WHAT YOU NEED TO DO - Your task is to copy every record exactly.

DATA FOR THE TASK -
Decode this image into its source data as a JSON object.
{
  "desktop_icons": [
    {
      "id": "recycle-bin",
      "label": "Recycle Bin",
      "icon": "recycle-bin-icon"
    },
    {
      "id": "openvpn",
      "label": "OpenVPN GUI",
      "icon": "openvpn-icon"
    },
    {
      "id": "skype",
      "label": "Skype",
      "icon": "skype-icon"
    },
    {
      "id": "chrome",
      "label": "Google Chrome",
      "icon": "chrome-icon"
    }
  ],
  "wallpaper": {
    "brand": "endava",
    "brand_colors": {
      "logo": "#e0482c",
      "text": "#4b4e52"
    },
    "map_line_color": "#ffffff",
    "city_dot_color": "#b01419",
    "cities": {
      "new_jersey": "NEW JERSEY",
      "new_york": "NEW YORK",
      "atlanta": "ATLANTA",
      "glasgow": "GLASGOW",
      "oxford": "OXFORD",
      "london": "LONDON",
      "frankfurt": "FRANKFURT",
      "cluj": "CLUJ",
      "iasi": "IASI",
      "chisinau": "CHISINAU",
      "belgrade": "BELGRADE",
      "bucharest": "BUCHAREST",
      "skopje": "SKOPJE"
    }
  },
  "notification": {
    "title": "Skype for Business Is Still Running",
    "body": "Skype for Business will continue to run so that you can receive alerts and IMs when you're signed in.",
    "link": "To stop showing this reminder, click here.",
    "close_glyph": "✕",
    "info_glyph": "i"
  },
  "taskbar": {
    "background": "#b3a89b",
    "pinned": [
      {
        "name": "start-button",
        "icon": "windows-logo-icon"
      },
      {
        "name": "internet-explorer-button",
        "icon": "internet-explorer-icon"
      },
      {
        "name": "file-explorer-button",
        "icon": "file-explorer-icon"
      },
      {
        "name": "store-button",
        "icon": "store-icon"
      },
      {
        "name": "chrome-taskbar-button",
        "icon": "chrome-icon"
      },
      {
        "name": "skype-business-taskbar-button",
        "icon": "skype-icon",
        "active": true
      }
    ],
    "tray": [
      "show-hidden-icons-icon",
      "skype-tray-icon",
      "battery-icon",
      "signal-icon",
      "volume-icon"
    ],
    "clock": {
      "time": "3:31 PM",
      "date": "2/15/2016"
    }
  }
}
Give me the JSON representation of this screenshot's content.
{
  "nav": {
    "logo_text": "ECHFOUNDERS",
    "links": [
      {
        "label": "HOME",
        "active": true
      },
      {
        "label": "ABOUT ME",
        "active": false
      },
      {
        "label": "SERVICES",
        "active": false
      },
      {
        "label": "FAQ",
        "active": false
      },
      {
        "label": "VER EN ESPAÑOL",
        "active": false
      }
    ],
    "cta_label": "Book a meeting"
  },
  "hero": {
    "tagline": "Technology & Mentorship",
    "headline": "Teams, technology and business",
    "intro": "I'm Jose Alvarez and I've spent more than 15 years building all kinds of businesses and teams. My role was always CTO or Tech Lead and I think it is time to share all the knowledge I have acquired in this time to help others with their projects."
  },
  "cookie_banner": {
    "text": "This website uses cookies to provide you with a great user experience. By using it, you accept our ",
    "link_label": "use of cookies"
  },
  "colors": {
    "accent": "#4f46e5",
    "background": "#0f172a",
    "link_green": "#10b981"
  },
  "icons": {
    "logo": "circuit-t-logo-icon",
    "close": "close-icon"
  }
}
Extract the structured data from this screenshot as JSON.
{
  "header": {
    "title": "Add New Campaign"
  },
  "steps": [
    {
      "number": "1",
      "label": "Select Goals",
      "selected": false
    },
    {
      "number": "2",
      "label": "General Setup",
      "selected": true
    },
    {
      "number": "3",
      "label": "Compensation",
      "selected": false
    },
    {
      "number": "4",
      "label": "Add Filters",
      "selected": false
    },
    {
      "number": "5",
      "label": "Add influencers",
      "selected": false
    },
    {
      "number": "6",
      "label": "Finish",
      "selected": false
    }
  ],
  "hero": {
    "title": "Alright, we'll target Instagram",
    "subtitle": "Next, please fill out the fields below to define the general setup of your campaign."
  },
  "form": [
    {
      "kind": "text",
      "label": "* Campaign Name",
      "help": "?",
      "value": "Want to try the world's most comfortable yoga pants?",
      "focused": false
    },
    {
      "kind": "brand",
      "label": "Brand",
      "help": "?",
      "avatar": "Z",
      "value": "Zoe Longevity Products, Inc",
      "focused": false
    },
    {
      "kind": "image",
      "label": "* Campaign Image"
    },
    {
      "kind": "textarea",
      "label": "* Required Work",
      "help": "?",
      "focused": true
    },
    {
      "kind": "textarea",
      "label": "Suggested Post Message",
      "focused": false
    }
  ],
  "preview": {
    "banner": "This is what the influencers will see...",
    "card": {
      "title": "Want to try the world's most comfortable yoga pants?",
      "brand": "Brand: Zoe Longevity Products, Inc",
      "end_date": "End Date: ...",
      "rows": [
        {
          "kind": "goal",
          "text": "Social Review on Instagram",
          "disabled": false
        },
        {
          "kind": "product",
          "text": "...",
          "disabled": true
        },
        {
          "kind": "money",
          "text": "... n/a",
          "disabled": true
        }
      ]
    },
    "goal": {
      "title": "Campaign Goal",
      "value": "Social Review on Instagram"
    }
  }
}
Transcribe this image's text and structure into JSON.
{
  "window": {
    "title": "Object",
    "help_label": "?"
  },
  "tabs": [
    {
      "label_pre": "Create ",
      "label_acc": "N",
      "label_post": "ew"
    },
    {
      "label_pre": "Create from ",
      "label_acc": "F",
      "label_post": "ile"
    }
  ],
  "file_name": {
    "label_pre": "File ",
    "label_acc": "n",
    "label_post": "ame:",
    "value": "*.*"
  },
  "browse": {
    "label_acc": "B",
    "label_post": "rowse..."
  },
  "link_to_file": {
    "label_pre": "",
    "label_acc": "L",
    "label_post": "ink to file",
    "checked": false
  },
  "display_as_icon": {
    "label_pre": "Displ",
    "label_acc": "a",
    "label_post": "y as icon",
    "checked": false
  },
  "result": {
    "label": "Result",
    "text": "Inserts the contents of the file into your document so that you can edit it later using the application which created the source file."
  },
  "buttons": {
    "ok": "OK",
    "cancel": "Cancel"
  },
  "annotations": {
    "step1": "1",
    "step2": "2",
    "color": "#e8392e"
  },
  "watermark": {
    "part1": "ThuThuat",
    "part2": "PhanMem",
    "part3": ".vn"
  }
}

WRITTEN RESPONSE -
Decode this image into its source data as a JSON object.
{
  "desktop_icons": [
    {
      "id": "recycle-bin",
      "label": "Recycle Bin",
      "icon": "recycle-bin-icon"
    },
    {
      "id": "openvpn",
      "label": "OpenVPN GUI",
      "icon": "openvpn-icon"
    },
    {
      "id": "skype",
      "label": "Skype",
      "icon": "skype-icon"
    },
    {
      "id": "chrome",
      "label": "Google Chrome",
      "icon": "chrome-icon"
    }
  ],
  "wallpaper": {
    "brand": "endava",
    "brand_colors": {
      "logo": "#e0482c",
      "text": "#4b4e52"
    },
    "map_line_color": "#ffffff",
    "city_dot_color": "#b01419",
    "cities": {
      "new_jersey": "NEW JERSEY",
      "new_york": "NEW YORK",
      "atlanta": "ATLANTA",
      "glasgow": "GLASGOW",
      "oxford": "OXFORD",
      "london": "LONDON",
      "frankfurt": "FRANKFURT",
      "cluj": "CLUJ",
      "iasi": "IASI",
      "chisinau": "CHISINAU",
      "belgrade": "BELGRADE",
      "bucharest": "BUCHAREST",
      "skopje": "SKOPJE"
    }
  },
  "notification": {
    "title": "Skype for Business Is Still Running",
    "body": "Skype for Business will continue to run so that you can receive alerts and IMs when you're signed in.",
    "link": "To stop showing this reminder, click here.",
    "close_glyph": "✕",
    "info_glyph": "i"
  },
  "taskbar": {
    "background": "#b3a89b",
    "pinned": [
      {
        "name": "start-button",
        "icon": "windows-logo-icon"
      },
      {
        "name": "internet-explorer-button",
        "icon": "internet-explorer-icon"
      },
      {
        "name": "file-explorer-button",
        "icon": "file-explorer-icon"
      },
      {
        "name": "store-button",
        "icon": "store-icon"
      },
      {
        "name": "chrome-taskbar-button",
        "icon": "chrome-icon"
      },
      {
        "name": "skype-business-taskbar-button",
        "icon": "skype-icon",
        "active": true
      }
    ],
    "tray": [
      "show-hidden-icons-icon",
      "skype-tray-icon",
      "battery-icon",
      "signal-icon",
      "volume-icon"
    ],
    "clock": {
      "time": "3:31 PM",
      "date": "2/15/2016"
    }
  }
}
Give me the JSON representation of this screenshot's content.
{
  "nav": {
    "logo_text": "ECHFOUNDERS",
    "links": [
      {
        "label": "HOME",
        "active": true
      },
      {
        "label": "ABOUT ME",
        "active": false
      },
      {
        "label": "SERVICES",
        "active": false
      },
      {
        "label": "FAQ",
        "active": false
      },
      {
        "label": "VER EN ESPAÑOL",
        "active": false
      }
    ],
    "cta_label": "Book a meeting"
  },
  "hero": {
    "tagline": "Technology & Mentorship",
    "headline": "Teams, technology and business",
    "intro": "I'm Jose Alvarez and I've spent more than 15 years building all kinds of businesses and teams. My role was always CTO or Tech Lead and I think it is time to share all the knowledge I have acquired in this time to help others with their projects."
  },
  "cookie_banner": {
    "text": "This website uses cookies to provide you with a great user experience. By using it, you accept our ",
    "link_label": "use of cookies"
  },
  "colors": {
    "accent": "#4f46e5",
    "background": "#0f172a",
    "link_green": "#10b981"
  },
  "icons": {
    "logo": "circuit-t-logo-icon",
    "close": "close-icon"
  }
}
Extract the structured data from this screenshot as JSON.
{
  "header": {
    "title": "Add New Campaign"
  },
  "steps": [
    {
      "number": "1",
      "label": "Select Goals",
      "selected": false
    },
    {
      "number": "2",
      "label": "General Setup",
      "selected": true
    },
    {
      "number": "3",
      "label": "Compensation",
      "selected": false
    },
    {
      "number": "4",
      "label": "Add Filters",
      "selected": false
    },
    {
      "number": "5",
      "label": "Add influencers",
      "selected": false
    },
    {
      "number": "6",
      "label": "Finish",
      "selected": false
    }
  ],
  "hero": {
    "title": "Alright, we'll target Instagram",
    "subtitle": "Next, please fill out the fields below to define the general setup of your campaign."
  },
  "form": [
    {
      "kind": "text",
      "label": "* Campaign Name",
      "help": "?",
      "value": "Want to try the world's most comfortable yoga pants?",
      "focused": false
    },
    {
      "kind": "brand",
      "label": "Brand",
      "help": "?",
      "avatar": "Z",
      "value": "Zoe Longevity Products, Inc",
      "focused": false
    },
    {
      "kind": "image",
      "label": "* Campaign Image"
    },
    {
      "kind": "textarea",
      "label": "* Required Work",
      "help": "?",
      "focused": true
    },
    {
      "kind": "textarea",
      "label": "Suggested Post Message",
      "focused": false
    }
  ],
  "preview": {
    "banner": "This is what the influencers will see...",
    "card": {
      "title": "Want to try the world's most comfortable yoga pants?",
      "brand": "Brand: Zoe Longevity Products, Inc",
      "end_date": "End Date: ...",
      "rows": [
        {
          "kind": "goal",
          "text": "Social Review on Instagram",
          "disabled": false
        },
        {
          "kind": "product",
          "text": "...",
          "disabled": true
        },
        {
          "kind": "money",
          "text": "... n/a",
          "disabled": true
        }
      ]
    },
    "goal": {
      "title": "Campaign Goal",
      "value": "Social Review on Instagram"
    }
  }
}
Transcribe this image's text and structure into JSON.
{
  "window": {
    "title": "Object",
    "help_label": "?"
  },
  "tabs": [
    {
      "label_pre": "Create ",
      "label_acc": "N",
      "label_post": "ew"
    },
    {
      "label_pre": "Create from ",
      "label_acc": "F",
      "label_post": "ile"
    }
  ],
  "file_name": {
    "label_pre": "File ",
    "label_acc": "n",
    "label_post": "ame:",
    "value": "*.*"
  },
  "browse": {
    "label_acc": "B",
    "label_post": "rowse..."
  },
  "link_to_file": {
    "label_pre": "",
    "label_acc": "L",
    "label_post": "ink to file",
    "checked": false
  },
  "display_as_icon": {
    "label_pre": "Displ",
    "label_acc": "a",
    "label_post": "y as icon",
    "checked": false
  },
  "result": {
    "label": "Result",
    "text": "Inserts the contents of the file into your document so that you can edit it later using the application which created the source file."
  },
  "buttons": {
    "ok": "OK",
    "cancel": "Cancel"
  },
  "annotations": {
    "step1": "1",
    "step2": "2",
    "color": "#e8392e"
  },
  "watermark": {
    "part1": "ThuThuat",
    "part2": "PhanMem",
    "part3": ".vn"
  }
}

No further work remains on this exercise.